B) Limiting the food supply for bacteria.
The volatile sulfur compounds that cause bad breath are the waste byproducts created by anaerobic oral bacteria as they digest proteins. That's why it's so important for a person to clean their mouth thoroughly after eating, and especially after consuming foods that have high protein content.
When we're finished eating, minute particles of food still remain in our mouth. A lot of this debris ends up in between our teeth and incorporated into the coating found on the back part of our tongue.
Since these are precisely the locations in which the bacteria that cause bad breath live, if a person doesn't clean their mouth promptly and thoroughly, food is provided for them over an extended period of time.
C) Making sure your mouth is healthy.
If your bad breath problem persists, even after a period of following all of the tips and suggestions we make on our pages, you should schedule an examination and cleaning appointment with your dentist so they can evaluate your situation.
During this visit, the following can be accomplished:
1) Effective brushing and flossing technique can be difficult to learn. Your dentist should be able to provide you with instructions, tips, and pointers that can help to improve your routine.
2) Dental calculus (tartar) accumulation can interfere with effective brushing and flossing as well as harbor bacteria. Your dental cleaning will remove this debris from your teeth, both above and below the gum line (see animation).
3) A part of your dentist's examination will include a periodontal evaluation.
Periodontal disease (gum disease) can cause significant damage to your gums and the bone that surrounds them (gum recession and bone loss, see animation).
This damage can result in the creation of deep spaces between your teeth called "periodontal pockets." These pockets are often impossible for you to clean effectively (especially once tartar has formed in them) and therefore make an ideal environment for the bacteria that cause bad breath to live.
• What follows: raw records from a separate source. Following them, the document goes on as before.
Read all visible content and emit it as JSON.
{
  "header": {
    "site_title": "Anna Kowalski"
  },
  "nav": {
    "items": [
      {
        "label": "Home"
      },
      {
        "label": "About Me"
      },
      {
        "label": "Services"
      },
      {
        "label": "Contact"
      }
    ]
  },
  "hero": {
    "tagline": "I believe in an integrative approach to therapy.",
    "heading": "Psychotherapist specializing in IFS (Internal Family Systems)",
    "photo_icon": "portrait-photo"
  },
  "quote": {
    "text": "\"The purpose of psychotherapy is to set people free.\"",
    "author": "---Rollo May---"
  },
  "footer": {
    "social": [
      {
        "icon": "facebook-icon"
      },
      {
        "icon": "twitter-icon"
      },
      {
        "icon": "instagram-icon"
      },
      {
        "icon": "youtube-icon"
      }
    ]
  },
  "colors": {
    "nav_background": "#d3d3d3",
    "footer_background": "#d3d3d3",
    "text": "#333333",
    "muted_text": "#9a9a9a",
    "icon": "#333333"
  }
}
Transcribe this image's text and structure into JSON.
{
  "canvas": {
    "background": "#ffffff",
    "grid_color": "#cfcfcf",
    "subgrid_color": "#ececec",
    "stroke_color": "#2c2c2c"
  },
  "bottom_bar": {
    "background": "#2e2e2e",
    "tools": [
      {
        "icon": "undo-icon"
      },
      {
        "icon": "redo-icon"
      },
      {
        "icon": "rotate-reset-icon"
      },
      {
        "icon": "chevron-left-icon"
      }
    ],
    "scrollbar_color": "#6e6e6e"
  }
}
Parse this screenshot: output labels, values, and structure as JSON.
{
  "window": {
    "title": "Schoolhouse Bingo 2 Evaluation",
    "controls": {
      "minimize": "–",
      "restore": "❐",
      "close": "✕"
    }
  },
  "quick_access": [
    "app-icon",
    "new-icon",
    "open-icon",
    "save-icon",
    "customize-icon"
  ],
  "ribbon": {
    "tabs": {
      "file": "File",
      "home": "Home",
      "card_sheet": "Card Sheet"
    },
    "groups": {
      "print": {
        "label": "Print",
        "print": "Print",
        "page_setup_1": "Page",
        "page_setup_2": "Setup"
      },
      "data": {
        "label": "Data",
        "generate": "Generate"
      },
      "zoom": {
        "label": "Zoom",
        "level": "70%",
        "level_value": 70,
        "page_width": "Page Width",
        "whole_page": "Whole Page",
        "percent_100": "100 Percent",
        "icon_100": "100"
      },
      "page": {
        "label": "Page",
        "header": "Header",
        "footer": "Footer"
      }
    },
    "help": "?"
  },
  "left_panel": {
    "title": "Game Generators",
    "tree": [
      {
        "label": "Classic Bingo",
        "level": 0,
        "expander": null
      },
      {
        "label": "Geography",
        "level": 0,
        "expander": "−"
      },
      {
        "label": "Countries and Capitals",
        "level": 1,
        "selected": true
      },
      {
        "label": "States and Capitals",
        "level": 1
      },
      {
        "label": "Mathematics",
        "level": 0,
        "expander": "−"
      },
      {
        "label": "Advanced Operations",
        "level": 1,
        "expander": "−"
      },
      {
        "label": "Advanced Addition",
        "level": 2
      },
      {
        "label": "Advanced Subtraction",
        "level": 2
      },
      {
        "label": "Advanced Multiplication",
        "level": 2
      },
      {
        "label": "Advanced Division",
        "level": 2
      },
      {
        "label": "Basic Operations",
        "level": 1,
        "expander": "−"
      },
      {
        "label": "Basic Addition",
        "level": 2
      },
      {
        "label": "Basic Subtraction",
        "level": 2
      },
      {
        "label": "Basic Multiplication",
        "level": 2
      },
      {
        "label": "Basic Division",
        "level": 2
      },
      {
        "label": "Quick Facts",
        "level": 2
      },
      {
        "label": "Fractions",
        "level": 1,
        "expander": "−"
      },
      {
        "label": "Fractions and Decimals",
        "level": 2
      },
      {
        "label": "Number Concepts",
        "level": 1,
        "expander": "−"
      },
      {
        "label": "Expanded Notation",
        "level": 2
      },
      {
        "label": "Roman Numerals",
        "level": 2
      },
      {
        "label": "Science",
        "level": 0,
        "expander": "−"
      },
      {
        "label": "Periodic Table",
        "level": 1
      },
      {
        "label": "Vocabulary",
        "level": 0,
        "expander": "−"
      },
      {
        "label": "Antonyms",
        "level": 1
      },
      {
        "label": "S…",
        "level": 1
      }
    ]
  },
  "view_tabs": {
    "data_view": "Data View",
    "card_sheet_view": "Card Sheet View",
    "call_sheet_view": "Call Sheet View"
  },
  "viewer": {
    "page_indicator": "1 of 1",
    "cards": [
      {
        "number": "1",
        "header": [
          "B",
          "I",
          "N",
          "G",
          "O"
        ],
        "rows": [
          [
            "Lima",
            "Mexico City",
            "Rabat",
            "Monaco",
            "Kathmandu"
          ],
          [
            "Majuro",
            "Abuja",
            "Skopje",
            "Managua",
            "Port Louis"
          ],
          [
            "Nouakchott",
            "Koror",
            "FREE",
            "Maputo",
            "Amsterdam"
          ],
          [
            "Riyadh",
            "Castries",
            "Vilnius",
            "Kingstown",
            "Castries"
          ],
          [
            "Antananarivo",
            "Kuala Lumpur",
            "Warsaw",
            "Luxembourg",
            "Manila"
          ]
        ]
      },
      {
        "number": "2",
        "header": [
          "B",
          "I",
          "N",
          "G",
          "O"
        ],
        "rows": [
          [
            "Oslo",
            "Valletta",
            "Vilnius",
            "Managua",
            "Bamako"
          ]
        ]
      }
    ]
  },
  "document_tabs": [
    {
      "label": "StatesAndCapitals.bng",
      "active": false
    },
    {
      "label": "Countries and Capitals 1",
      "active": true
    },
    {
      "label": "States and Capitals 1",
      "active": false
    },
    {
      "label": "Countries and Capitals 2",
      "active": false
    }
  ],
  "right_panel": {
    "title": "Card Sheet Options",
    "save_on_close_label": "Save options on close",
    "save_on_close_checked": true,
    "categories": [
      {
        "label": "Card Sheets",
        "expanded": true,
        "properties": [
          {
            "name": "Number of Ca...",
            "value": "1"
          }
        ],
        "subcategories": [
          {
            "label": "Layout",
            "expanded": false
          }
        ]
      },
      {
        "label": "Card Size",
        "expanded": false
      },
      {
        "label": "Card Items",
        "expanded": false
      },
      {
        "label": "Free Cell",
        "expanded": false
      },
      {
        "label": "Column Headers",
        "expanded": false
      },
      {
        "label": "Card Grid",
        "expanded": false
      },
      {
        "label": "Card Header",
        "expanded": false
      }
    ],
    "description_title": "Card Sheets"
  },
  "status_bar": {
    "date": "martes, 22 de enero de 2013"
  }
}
If a periodontal problem is found, your dentist can outline the treatment that will be needed to get your condition under control.
4) During your examination your dentist will check to see if there are any untreated dental conditions that could be causing or aggravating your breath problems.
5) Your dentist can determine if it's unlikely that oral conditions are the cause of your bad breath and that a referral to a doctor for a medical evaluation is indicated.
D) Keeping your mouth hydrated can help.
Oral moisture helps to wash away oral bacteria and wash out/dilute the smelly compounds they've created. (Having a chronically dry mouth is a risk factor for bad breath.) On a daily basis, here are some of the things you can do to keep your mouth moist.
a) Drink plenty of water.
If you allow yourself to become dehydrated, your body will attempt to conserve moisture by way of reducing its production of saliva. Saliva has a cleansing and diluting effect on the bacteria and bacterial waste products that cause bad breath.
b) Rinse your mouth with water throughout the day.
Rinsing frequently with water can help to control odors over the short-term by way of removing and diluting bacterial waste products. Doing so will also tend to dislodge and rinse away the bacteria themselves, as well as food debris that might otherwise have become a food source for them.
c) Stimulate your mouth's flow of saliva.
One way to stimulate salivary flow is to chew on something. Doing so will trick your body in to thinking that it is getting a meal. In preparation for digesting this meal, your body will increase its production of saliva. You might choose to chew on cloves, fennel seeds, or a piece of mint or parsley.
Chewing gum, or breath mints or lozenges, can also be used to stimulate salivary flow. If you elect to use one of these products, make sure it is sugar-free since sweets will promote the growth of bacteria that cause tooth decay.